» **HOW TO COMPLETE THIS TASK**: Would you retype each record exactly as given?

» **PROVIDED MATERIAL**:
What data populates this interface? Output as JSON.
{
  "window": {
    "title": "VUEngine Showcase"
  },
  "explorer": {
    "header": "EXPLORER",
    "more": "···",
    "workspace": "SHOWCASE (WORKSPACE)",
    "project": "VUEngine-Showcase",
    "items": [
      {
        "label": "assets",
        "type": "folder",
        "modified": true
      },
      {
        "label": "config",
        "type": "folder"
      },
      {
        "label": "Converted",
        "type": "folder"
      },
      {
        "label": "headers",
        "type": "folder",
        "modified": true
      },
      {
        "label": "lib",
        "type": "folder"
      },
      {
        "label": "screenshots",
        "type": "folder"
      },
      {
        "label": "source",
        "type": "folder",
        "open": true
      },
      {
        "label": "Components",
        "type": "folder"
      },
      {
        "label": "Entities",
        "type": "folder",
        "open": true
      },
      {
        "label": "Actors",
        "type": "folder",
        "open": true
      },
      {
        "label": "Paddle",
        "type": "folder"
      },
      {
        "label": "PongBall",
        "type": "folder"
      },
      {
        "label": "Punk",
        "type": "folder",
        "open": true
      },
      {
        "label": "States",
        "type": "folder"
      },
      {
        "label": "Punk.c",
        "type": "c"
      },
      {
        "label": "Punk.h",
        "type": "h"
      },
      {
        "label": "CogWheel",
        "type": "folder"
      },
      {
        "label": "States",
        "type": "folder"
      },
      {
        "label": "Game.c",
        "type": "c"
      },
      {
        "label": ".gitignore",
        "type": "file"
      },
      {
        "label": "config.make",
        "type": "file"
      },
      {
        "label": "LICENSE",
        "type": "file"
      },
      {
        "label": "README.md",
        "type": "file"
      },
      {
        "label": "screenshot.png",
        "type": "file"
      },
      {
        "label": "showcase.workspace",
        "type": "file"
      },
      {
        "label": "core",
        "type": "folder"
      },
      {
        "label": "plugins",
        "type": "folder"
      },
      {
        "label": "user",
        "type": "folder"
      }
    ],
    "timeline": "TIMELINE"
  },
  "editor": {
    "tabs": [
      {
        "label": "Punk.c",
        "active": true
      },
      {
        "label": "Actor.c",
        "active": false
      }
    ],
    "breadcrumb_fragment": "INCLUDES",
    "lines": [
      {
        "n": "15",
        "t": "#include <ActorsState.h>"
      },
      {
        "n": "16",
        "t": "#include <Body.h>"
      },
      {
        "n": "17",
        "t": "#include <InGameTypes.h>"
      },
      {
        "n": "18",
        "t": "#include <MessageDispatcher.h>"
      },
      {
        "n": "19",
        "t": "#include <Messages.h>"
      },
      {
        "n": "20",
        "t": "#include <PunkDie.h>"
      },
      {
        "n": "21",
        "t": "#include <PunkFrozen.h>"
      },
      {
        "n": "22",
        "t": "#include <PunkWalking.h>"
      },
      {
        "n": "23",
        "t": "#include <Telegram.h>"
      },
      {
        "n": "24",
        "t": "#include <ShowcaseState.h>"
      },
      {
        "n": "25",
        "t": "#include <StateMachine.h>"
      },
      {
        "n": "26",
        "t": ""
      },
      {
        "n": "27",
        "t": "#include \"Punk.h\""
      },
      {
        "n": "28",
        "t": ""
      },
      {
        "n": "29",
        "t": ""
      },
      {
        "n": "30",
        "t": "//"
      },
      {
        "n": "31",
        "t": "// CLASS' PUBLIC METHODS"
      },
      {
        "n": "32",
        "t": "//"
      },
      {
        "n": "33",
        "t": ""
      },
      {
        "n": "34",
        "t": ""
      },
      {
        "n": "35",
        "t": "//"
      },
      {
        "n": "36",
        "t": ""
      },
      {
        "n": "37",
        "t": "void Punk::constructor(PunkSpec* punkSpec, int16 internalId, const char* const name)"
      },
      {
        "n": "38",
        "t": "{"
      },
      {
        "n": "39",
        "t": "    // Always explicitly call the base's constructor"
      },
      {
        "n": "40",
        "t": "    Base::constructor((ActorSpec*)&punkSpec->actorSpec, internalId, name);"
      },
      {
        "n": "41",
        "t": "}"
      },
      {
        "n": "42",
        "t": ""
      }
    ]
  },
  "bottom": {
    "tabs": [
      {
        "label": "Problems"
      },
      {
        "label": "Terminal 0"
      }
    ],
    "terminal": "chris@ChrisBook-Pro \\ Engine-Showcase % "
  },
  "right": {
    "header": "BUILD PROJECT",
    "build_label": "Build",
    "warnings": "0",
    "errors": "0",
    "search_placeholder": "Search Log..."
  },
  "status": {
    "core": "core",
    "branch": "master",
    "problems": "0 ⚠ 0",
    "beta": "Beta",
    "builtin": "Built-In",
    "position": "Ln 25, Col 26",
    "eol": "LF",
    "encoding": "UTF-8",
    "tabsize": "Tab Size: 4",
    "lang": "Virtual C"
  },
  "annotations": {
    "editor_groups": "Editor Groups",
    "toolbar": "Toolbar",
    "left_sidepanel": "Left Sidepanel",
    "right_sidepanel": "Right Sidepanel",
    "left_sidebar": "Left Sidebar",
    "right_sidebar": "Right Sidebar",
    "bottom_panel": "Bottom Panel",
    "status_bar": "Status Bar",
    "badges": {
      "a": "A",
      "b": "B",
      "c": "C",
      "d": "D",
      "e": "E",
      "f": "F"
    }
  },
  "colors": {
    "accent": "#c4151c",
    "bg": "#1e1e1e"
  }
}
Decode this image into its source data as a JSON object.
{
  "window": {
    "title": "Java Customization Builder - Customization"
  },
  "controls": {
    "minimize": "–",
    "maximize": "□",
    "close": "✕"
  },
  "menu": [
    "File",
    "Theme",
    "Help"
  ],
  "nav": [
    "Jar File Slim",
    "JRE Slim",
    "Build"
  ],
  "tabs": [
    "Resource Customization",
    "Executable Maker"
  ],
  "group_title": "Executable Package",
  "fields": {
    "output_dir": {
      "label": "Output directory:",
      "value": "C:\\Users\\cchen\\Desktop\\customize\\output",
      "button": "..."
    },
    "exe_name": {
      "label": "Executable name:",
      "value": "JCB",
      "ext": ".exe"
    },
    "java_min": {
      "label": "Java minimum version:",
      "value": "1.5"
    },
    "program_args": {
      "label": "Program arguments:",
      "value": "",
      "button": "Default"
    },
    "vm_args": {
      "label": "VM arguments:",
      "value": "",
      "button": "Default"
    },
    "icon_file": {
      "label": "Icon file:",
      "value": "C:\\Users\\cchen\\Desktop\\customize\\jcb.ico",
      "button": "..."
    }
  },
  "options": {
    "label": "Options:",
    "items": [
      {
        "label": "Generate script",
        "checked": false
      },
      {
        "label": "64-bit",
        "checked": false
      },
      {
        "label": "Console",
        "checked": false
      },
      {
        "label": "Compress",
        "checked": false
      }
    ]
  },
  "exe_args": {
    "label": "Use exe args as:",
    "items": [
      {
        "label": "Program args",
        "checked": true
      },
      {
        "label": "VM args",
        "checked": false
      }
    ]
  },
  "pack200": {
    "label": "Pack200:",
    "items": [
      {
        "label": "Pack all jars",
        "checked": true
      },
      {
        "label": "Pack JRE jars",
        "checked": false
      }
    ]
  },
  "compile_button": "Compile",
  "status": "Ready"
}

» **ANSWER TO THIS EXERCISE**:
What data populates this interface? Output as JSON.
{
  "window": {
    "title": "VUEngine Showcase"
  },
  "explorer": {
    "header": "EXPLORER",
    "more": "···",
    "workspace": "SHOWCASE (WORKSPACE)",
    "project": "VUEngine-Showcase",
    "items": [
      {
        "label": "assets",
        "type": "folder",
        "modified": true
      },
      {
        "label": "config",
        "type": "folder"
      },
      {
        "label": "Converted",
        "type": "folder"
      },
      {
        "label": "headers",
        "type": "folder",
        "modified": true
      },
      {
        "label": "lib",
        "type": "folder"
      },
      {
        "label": "screenshots",
        "type": "folder"
      },
      {
        "label": "source",
        "type": "folder",
        "open": true
      },
      {
        "label": "Components",
        "type": "folder"
      },
      {
        "label": "Entities",
        "type": "folder",
        "open": true
      },
      {
        "label": "Actors",
        "type": "folder",
        "open": true
      },
      {
        "label": "Paddle",
        "type": "folder"
      },
      {
        "label": "PongBall",
        "type": "folder"
      },
      {
        "label": "Punk",
        "type": "folder",
        "open": true
      },
      {
        "label": "States",
        "type": "folder"
      },
      {
        "label": "Punk.c",
        "type": "c"
      },
      {
        "label": "Punk.h",
        "type": "h"
      },
      {
        "label": "CogWheel",
        "type": "folder"
      },
      {
        "label": "States",
        "type": "folder"
      },
      {
        "label": "Game.c",
        "type": "c"
      },
      {
        "label": ".gitignore",
        "type": "file"
      },
      {
        "label": "config.make",
        "type": "file"
      },
      {
        "label": "LICENSE",
        "type": "file"
      },
      {
        "label": "README.md",
        "type": "file"
      },
      {
        "label": "screenshot.png",
        "type": "file"
      },
      {
        "label": "showcase.workspace",
        "type": "file"
      },
      {
        "label": "core",
        "type": "folder"
      },
      {
        "label": "plugins",
        "type": "folder"
      },
      {
        "label": "user",
        "type": "folder"
      }
    ],
    "timeline": "TIMELINE"
  },
  "editor": {
    "tabs": [
      {
        "label": "Punk.c",
        "active": true
      },
      {
        "label": "Actor.c",
        "active": false
      }
    ],
    "breadcrumb_fragment": "INCLUDES",
    "lines": [
      {
        "n": "15",
        "t": "#include <ActorsState.h>"
      },
      {
        "n": "16",
        "t": "#include <Body.h>"
      },
      {
        "n": "17",
        "t": "#include <InGameTypes.h>"
      },
      {
        "n": "18",
        "t": "#include <MessageDispatcher.h>"
      },
      {
        "n": "19",
        "t": "#include <Messages.h>"
      },
      {
        "n": "20",
        "t": "#include <PunkDie.h>"
      },
      {
        "n": "21",
        "t": "#include <PunkFrozen.h>"
      },
      {
        "n": "22",
        "t": "#include <PunkWalking.h>"
      },
      {
        "n": "23",
        "t": "#include <Telegram.h>"
      },
      {
        "n": "24",
        "t": "#include <ShowcaseState.h>"
      },
      {
        "n": "25",
        "t": "#include <StateMachine.h>"
      },
      {
        "n": "26",
        "t": ""
      },
      {
        "n": "27",
        "t": "#include \"Punk.h\""
      },
      {
        "n": "28",
        "t": ""
      },
      {
        "n": "29",
        "t": ""
      },
      {
        "n": "30",
        "t": "//"
      },
      {
        "n": "31",
        "t": "// CLASS' PUBLIC METHODS"
      },
      {
        "n": "32",
        "t": "//"
      },
      {
        "n": "33",
        "t": ""
      },
      {
        "n": "34",
        "t": ""
      },
      {
        "n": "35",
        "t": "//"
      },
      {
        "n": "36",
        "t": ""
      },
      {
        "n": "37",
        "t": "void Punk::constructor(PunkSpec* punkSpec, int16 internalId, const char* const name)"
      },
      {
        "n": "38",
        "t": "{"
      },
      {
        "n": "39",
        "t": "    // Always explicitly call the base's constructor"
      },
      {
        "n": "40",
        "t": "    Base::constructor((ActorSpec*)&punkSpec->actorSpec, internalId, name);"
      },
      {
        "n": "41",
        "t": "}"
      },
      {
        "n": "42",
        "t": ""
      }
    ]
  },
  "bottom": {
    "tabs": [
      {
        "label": "Problems"
      },
      {
        "label": "Terminal 0"
      }
    ],
    "terminal": "chris@ChrisBook-Pro \\ Engine-Showcase % "
  },
  "right": {
    "header": "BUILD PROJECT",
    "build_label": "Build",
    "warnings": "0",
    "errors": "0",
    "search_placeholder": "Search Log..."
  },
  "status": {
    "core": "core",
    "branch": "master",
    "problems": "0 ⚠ 0",
    "beta": "Beta",
    "builtin": "Built-In",
    "position": "Ln 25, Col 26",
    "eol": "LF",
    "encoding": "UTF-8",
    "tabsize": "Tab Size: 4",
    "lang": "Virtual C"
  },
  "annotations": {
    "editor_groups": "Editor Groups",
    "toolbar": "Toolbar",
    "left_sidepanel": "Left Sidepanel",
    "right_sidepanel": "Right Sidepanel",
    "left_sidebar": "Left Sidebar",
    "right_sidebar": "Right Sidebar",
    "bottom_panel": "Bottom Panel",
    "status_bar": "Status Bar",
    "badges": {
      "a": "A",
      "b": "B",
      "c": "C",
      "d": "D",
      "e": "E",
      "f": "F"
    }
  },
  "colors": {
    "accent": "#c4151c",
    "bg": "#1e1e1e"
  }
}
Decode this image into its source data as a JSON object.
{
  "window": {
    "title": "Java Customization Builder - Customization"
  },
  "controls": {
    "minimize": "–",
    "maximize": "□",
    "close": "✕"
  },
  "menu": [
    "File",
    "Theme",
    "Help"
  ],
  "nav": [
    "Jar File Slim",
    "JRE Slim",
    "Build"
  ],
  "tabs": [
    "Resource Customization",
    "Executable Maker"
  ],
  "group_title": "Executable Package",
  "fields": {
    "output_dir": {
      "label": "Output directory:",
      "value": "C:\\Users\\cchen\\Desktop\\customize\\output",
      "button": "..."
    },
    "exe_name": {
      "label": "Executable name:",
      "value": "JCB",
      "ext": ".exe"
    },
    "java_min": {
      "label": "Java minimum version:",
      "value": "1.5"
    },
    "program_args": {
      "label": "Program arguments:",
      "value": "",
      "button": "Default"
    },
    "vm_args": {
      "label": "VM arguments:",
      "value": "",
      "button": "Default"
    },
    "icon_file": {
      "label": "Icon file:",
      "value": "C:\\Users\\cchen\\Desktop\\customize\\jcb.ico",
      "button": "..."
    }
  },
  "options": {
    "label": "Options:",
    "items": [
      {
        "label": "Generate script",
        "checked": false
      },
      {
        "label": "64-bit",
        "checked": false
      },
      {
        "label": "Console",
        "checked": false
      },
      {
        "label": "Compress",
        "checked": false
      }
    ]
  },
  "exe_args": {
    "label": "Use exe args as:",
    "items": [
      {
        "label": "Program args",
        "checked": true
      },
      {
        "label": "VM args",
        "checked": false
      }
    ]
  },
  "pack200": {
    "label": "Pack200:",
    "items": [
      {
        "label": "Pack all jars",
        "checked": true
      },
      {
        "label": "Pack JRE jars",
        "checked": false
      }
    ]
  },
  "compile_button": "Compile",
  "status": "Ready"
}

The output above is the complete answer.